"One interesting application might be to use the cermet in cutting tools for difficult-to-machine, high-silicon aluminum alloys," said Halverson. "At Livermore, we performed preliminary machining tests on one such alloy and it performed as well as tungsten carbide." Although machining heats the tool tip to temperatures higher than the melting point of aluminum, "it looks as if the cutting edge is being microheat-treated as it cuts, forming hard ceramic phases that ablate off and so sharpen the edge," he said.
Other applications might take advantage of the fact that the aluminum matrix has a vibration dampening effect, which is important for controlling acoustic emissions. The cermet also has high secondary electron-emission characteristics, making it a good emitter--one with a high ratio of electrons out to those in.

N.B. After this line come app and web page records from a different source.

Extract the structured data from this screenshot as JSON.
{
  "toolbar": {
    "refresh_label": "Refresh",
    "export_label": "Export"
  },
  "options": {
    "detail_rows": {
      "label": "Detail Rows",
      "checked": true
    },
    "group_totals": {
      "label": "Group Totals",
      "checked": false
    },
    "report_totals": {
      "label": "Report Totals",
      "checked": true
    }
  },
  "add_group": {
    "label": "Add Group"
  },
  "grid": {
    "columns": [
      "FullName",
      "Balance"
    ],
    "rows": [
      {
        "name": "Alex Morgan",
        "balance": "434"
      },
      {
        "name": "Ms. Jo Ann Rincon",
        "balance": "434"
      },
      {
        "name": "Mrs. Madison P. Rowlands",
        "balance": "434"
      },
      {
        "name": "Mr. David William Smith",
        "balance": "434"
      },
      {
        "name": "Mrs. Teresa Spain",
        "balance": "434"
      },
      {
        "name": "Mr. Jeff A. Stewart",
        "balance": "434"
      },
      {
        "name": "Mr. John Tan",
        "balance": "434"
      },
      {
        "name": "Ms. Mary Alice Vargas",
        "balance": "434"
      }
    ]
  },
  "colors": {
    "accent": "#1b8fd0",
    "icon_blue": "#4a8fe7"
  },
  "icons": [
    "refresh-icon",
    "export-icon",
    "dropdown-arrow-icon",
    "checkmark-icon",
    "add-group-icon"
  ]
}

"The cost of making these materials is determined in part by the cost of boron carbide, which is about $20 per pound in large volumes, depending on the grade," said Landingham. "Of course, until the demand goes up for boron carbide, the price will remain high and the supply low. It's something of a vicious cycle. Dow Chemical, for example, is said to be ready to convert a large production facility to boron carbide should the demand for it rise. It's possible that greater production volumes could drop the price to $5 or $6 per pound. If that happens, the cermet cost could go to $10 to $15 per pound. When people tell me that price is still too high, I remind them that the cermet is one-third the weight of steel, for instance, so you get three times the material for a given weight, which makes it more competitive."
But for now, all that is still in the future. Fully qualified and reliable mechanical and physical properties figures are needed to convince engineers to consider the cermet for use. Said Pyzik, "We've been spending a lot of time trying to characterize the properties of samples of different compositions, made by different processing techniques. We're finally nearing the stage that when somebody comes to us with an application, we'll know enough to tell them right away whether it is possible or not."